Cholesterol is a sterol, a type of lipid that makes up an essential component of all cell membranes.1 It plays a myriad of important functions in the body, ranging from cellular membrane physiology and dietary nutrient absorption to reproductive functions and stress responses. These nonpolar lipid molecules require lipoprotein particles in order to be transported in the plasma. There are five different classes of plasma lipoproteins: chylomicrons, very-low-density lipoproteins (VLDL), intermediate-density lipoproteins (IDL), low-density lipoproteins (LDL), and high-density lipoproteins (HDL).
LDLs are responsible for transporting cholesterol through the plasma to peripheral tissues and are called LDL-cholesterols (LDL-C).1 Persistently high levels of LDL-C lead to their build-up in the walls of the arteries. These so-called plaques generate an inflammatory response that can lead to the destruction of the arterial wall, thrombotic occlusion, or infarction of the tissues supplied by the affected vessel. This process is the hallmark of atherosclerosis, which is responsible for most cardiovascular events.

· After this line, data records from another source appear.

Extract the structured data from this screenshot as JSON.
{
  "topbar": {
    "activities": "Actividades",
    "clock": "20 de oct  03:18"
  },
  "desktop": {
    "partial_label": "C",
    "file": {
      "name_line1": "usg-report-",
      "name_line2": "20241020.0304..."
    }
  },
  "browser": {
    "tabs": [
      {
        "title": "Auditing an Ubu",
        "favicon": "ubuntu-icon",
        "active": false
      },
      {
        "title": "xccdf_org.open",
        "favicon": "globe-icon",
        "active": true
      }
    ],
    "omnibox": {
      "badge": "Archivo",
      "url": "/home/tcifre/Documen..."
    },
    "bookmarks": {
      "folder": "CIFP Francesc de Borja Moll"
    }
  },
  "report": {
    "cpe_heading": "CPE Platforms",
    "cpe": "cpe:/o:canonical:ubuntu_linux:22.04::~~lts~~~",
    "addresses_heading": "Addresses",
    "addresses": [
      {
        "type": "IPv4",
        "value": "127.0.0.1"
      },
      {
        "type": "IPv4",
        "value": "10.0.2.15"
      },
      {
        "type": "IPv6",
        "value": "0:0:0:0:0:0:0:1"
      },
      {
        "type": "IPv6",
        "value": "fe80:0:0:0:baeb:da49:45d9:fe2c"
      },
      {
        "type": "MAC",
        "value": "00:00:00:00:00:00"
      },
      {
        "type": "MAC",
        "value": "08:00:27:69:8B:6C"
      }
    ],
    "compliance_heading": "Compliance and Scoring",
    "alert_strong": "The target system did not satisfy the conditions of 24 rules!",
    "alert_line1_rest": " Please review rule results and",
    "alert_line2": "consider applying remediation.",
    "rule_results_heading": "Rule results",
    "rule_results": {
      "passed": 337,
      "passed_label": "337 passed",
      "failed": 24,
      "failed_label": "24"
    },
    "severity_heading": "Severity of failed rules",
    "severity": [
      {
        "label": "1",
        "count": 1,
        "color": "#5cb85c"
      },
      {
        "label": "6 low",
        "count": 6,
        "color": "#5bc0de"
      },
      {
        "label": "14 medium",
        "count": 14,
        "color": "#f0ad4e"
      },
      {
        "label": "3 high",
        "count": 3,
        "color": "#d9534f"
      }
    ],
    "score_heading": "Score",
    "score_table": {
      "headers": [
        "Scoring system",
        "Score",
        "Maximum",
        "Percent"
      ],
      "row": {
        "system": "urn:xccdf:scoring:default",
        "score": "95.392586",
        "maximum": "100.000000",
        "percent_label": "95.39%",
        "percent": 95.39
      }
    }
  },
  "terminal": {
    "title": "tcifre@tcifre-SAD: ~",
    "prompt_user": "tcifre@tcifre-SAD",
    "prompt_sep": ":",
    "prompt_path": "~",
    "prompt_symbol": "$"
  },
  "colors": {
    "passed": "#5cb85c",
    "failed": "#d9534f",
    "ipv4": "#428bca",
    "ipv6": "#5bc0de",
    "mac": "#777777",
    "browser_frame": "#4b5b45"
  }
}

Studies of familial hypercholesterolemia helped to clarify the genetic factors that may predispose some individuals to higher levels of circulating LDL-C, increased risk of coronary heart disease, and premature death.2 In addition to genetic factors, lifestyle factors like diet and exercise and co-morbid disease influence an individual’s level of LDL-C.3
- Tabas I. Cholesterol in health and disease. J Clin Invest. 2002;110(5):583-590.
- Austin MA, Hutter CM, Zimmern RL, Humphries SE. Familial hypercholesterolemia and coronary heart disease: a HuGE association review. Am J Epidemiol. 2004;160(5):421-429.
- Vodnala D, Rubenfire M, Brook RD. Secondary causes of dyslipidemia. Am J Cardiol. 2012;110(6):823-825.